VIA| The US government has apparently decided to risk both of its arms, the first by bear mauling and the second via fiery dragon’s breath as it has decided to poke BOTH Russia and China at the same time.
With a year-long campaign of bombing/supplying ISIS on one side and the decision to send in the navy to bump into islands that China is in the midst of reclaiming on the other, the US govt might just be biting off more than it can chew- or more accurately, it seems to be hoping that it would cause Russia and China a severe bout of diarrhea.
The region surrounding the Spratly Islands (or Spat-ly Islands, hehe) have been a hotbed for controversy, with the US and its allies in the region refusing to recognize China’s claims.
This comes a month after Obama had a pleasant conversation with Xi Jinping, apparently about the disputed area:
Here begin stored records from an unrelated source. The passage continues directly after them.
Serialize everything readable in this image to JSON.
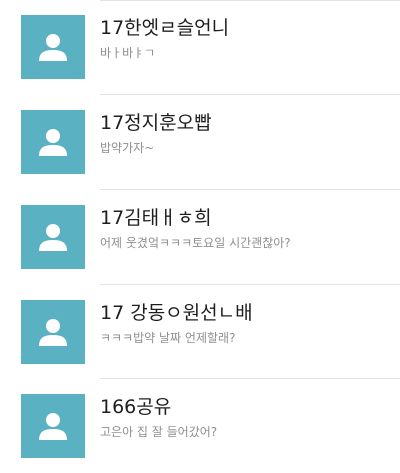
{
  "chats": [
    {
      "name": "17한엣ㄹ슬언니",
      "preview": "바ㅏ바ㅑㄱ",
      "avatar_icon": "person-icon"
    },
    {
      "name": "17정지훈오빱",
      "preview": "밥약가자~",
      "avatar_icon": "person-icon"
    },
    {
      "name": "17김태ㅐㅎ희",
      "preview": "어제 웃겼엌ㅋㅋㅋ토요일 시간괜찮아?",
      "avatar_icon": "person-icon"
    },
    {
      "name": "17 강동ㅇ원선ㄴ배",
      "preview": "ㅋㅋㅋ밥약 날짜 언제할래?",
      "avatar_icon": "person-icon"
    },
    {
      "name": "166공유",
      "preview": "고은아 집 잘 들어갔어?",
      "avatar_icon": "person-icon"
    }
  ],
  "colors": {
    "avatar_bg": "#5ab1c1",
    "avatar_figure": "#ffffff",
    "name_text": "#1e1e1e",
    "preview_text": "#8f8f8f",
    "divider": "#e2e2e2"
  }
}
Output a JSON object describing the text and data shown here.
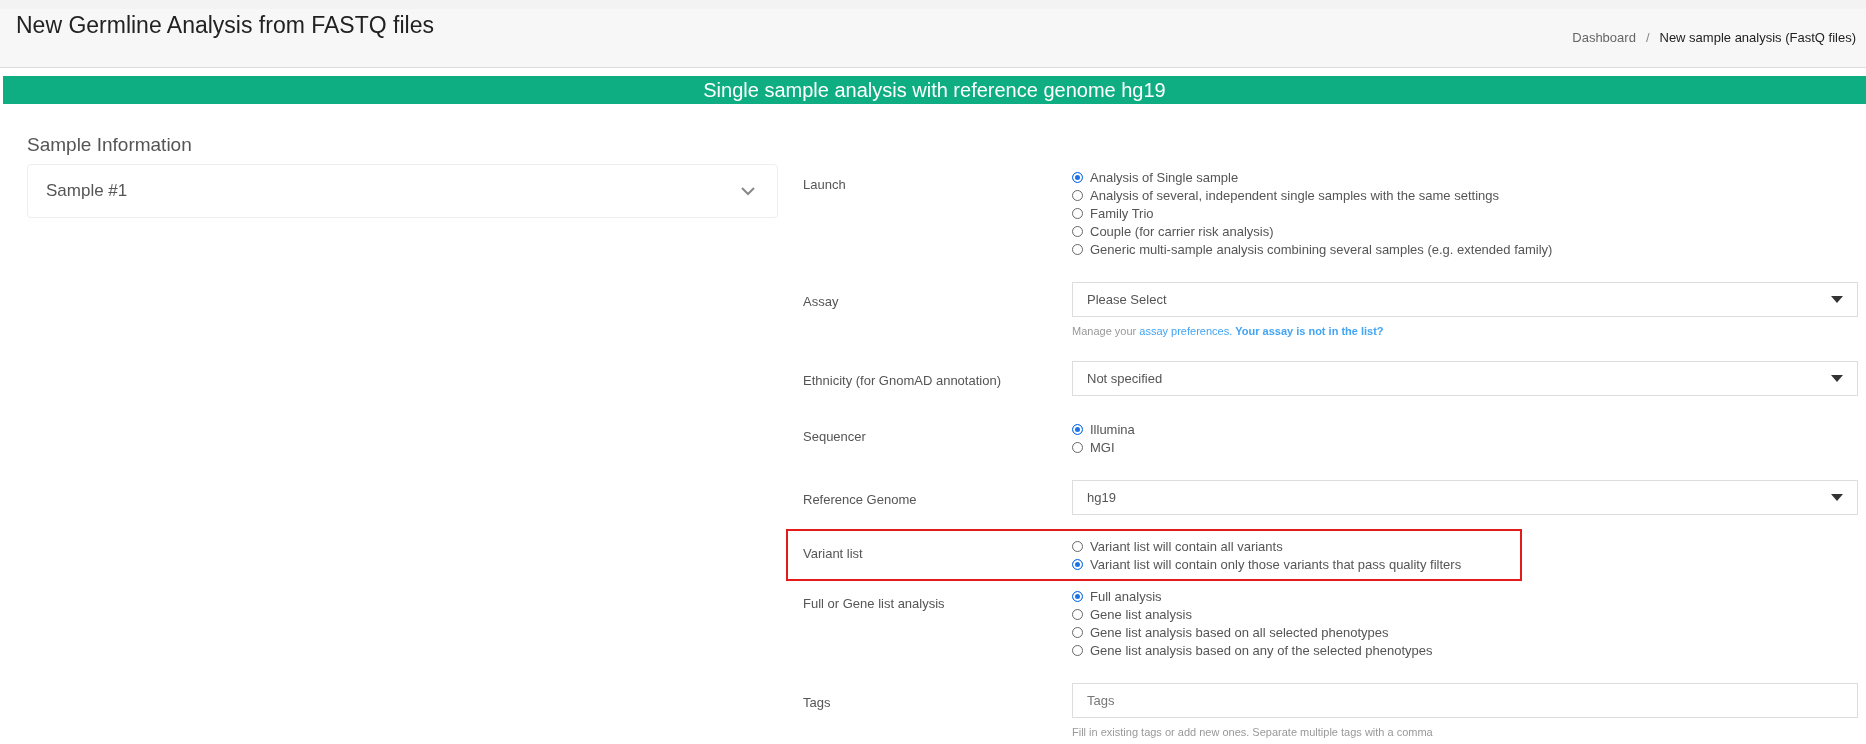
{
  "header": {
    "title": "New Germline Analysis from FASTQ files",
    "breadcrumb_separator": "/",
    "breadcrumb": [
      {
        "label": "Dashboard",
        "kind": "link"
      },
      {
        "label": "New sample analysis (FastQ files)",
        "kind": "current"
      }
    ]
  },
  "banner": "Single sample analysis with reference genome hg19",
  "sample_information": {
    "heading": "Sample Information",
    "samples": [
      {
        "label": "Sample #1",
        "expanded": false
      }
    ]
  },
  "form": [
    {
      "kind": "radio",
      "label": "Launch",
      "highlighted": false,
      "options": [
        {
          "label": "Analysis of Single sample",
          "selected": true
        },
        {
          "label": "Analysis of several, independent single samples with the same settings",
          "selected": false
        },
        {
          "label": "Family Trio",
          "selected": false
        },
        {
          "label": "Couple (for carrier risk analysis)",
          "selected": false
        },
        {
          "label": "Generic multi-sample analysis combining several samples (e.g. extended family)",
          "selected": false
        }
      ]
    },
    {
      "kind": "select",
      "label": "Assay",
      "highlighted": false,
      "value": "Please Select",
      "help": [
        {
          "kind": "text",
          "text": "Manage your "
        },
        {
          "kind": "link",
          "text": "assay preferences."
        },
        {
          "kind": "strong-link",
          "text": "Your assay is not in the list?"
        }
      ]
    },
    {
      "kind": "select",
      "label": "Ethnicity (for GnomAD annotation)",
      "highlighted": false,
      "value": "Not specified"
    },
    {
      "kind": "radio",
      "label": "Sequencer",
      "highlighted": false,
      "options": [
        {
          "label": "Illumina",
          "selected": true
        },
        {
          "label": "MGI",
          "selected": false
        }
      ]
    },
    {
      "kind": "select",
      "label": "Reference Genome",
      "highlighted": false,
      "value": "hg19"
    },
    {
      "kind": "radio",
      "label": "Variant list",
      "highlighted": true,
      "options": [
        {
          "label": "Variant list will contain all variants",
          "selected": false
        },
        {
          "label": "Variant list will contain only those variants that pass quality filters",
          "selected": true
        }
      ]
    },
    {
      "kind": "radio",
      "label": "Full or Gene list analysis",
      "highlighted": false,
      "options": [
        {
          "label": "Full analysis",
          "selected": true
        },
        {
          "label": "Gene list analysis",
          "selected": false
        },
        {
          "label": "Gene list analysis based on all selected phenotypes",
          "selected": false
        },
        {
          "label": "Gene list analysis based on any of the selected phenotypes",
          "selected": false
        }
      ]
    },
    {
      "kind": "input",
      "label": "Tags",
      "highlighted": false,
      "placeholder": "Tags",
      "help": [
        {
          "kind": "text",
          "text": "Fill in existing tags or add new ones. Separate multiple tags with a comma"
        }
      ]
    }
  ]
}
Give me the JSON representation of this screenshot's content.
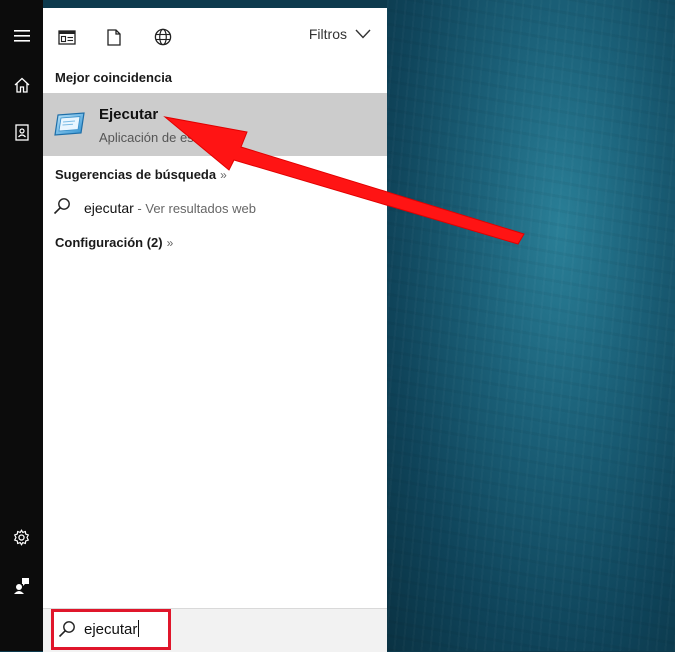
{
  "rail": {
    "items": [
      {
        "name": "hamburger-menu-icon"
      },
      {
        "name": "home-icon"
      },
      {
        "name": "notebook-icon"
      },
      {
        "name": "gear-icon"
      },
      {
        "name": "feedback-icon"
      }
    ]
  },
  "topbar": {
    "icons": [
      "apps-icon",
      "documents-icon",
      "web-icon"
    ],
    "filters_label": "Filtros"
  },
  "best_match": {
    "heading": "Mejor coincidencia",
    "title": "Ejecutar",
    "subtitle": "Aplicación de es"
  },
  "suggestions": {
    "heading": "Sugerencias de búsqueda",
    "chevron": "»",
    "query": "ejecutar",
    "suffix": " - Ver resultados web"
  },
  "settings": {
    "heading": "Configuración (2)",
    "chevron": "»"
  },
  "search": {
    "value": "ejecutar"
  },
  "colors": {
    "highlight": "#cccccc",
    "annotation_red": "#e0162b",
    "rail": "#0c0c0c"
  }
}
“I conveyed to President Xi our significant concerns over land reclamation, construction and the militarization of disputed areas, which makes it harder for countries in the region to resolve disagreements peacefully,” Obama said.
“I indicated that the United States will continue to sail, fly and operate anywhere that international law allows,” Obama added.
“Islands in the South China Sea since ancient times are China’s territory,” Xi resolutely stated.
Clearly the talks weren’t very effective, as the US has decided that a show of military force would solve their problems. As usual. Forget speaking softly and carrying a big stick; speak loudly and wave the good ole stick around several times for good measure seems to be the go-to response… sans actual bombing, at this point anyway.
Though Chinese officials have claimed that the reclamation of the islands served civilian purposes, it is likely that China hopes to extend its military’s reach in the only unclaimed/disputed area bordering its coast, and to do that they have built:
port facilities, military buildings and an airstrip on the islands, and recent imagery shows evidence of two more airstrips under construction. The installations bolster China’s foothold in the Spratly Islands, a disputed scattering of reefs and islands in the South China Sea more than 500 miles from the Chinese mainland.
Although the islands are as yet still too small to support large naval/ air force units, they allow the Chinese to embed a persistent force with which to monitor… and even defend the area until support arrives from the mainland.
Admiral Scott Swift has declared that China is not following international law:
“It’s my sense that some nations view freedom of the seas as up for grabs, as something that can be taken down and redefined by domestic law or by reinterpreting international law,” Swift said, according to a report by Reuters.
“Some nations continue to impose superfluous warnings and restrictions on freedom of the seas in their exclusive economic zones and claim territorial water rights that are inconsistent with (the United Nations Convention on the Law of the Sea). This trend is particularly egregious in contested waters.”
Other sources seem to indicate that the US is keen on showing China who is top dog in the area:
“I think it’s clear that there is not a good set of options for convincing, or even compelling, China not to dredge and build artificial islands in the South China Sea,” said Scott Harold, deputy director at Rand Corp.’s Center for Asia Pacific Policy.
But operating ships and aircraft near the artificial outposts would underline Washington’s stance that it does not recognize China’s legal claims or its aggressive methods of asserting them, Harold said.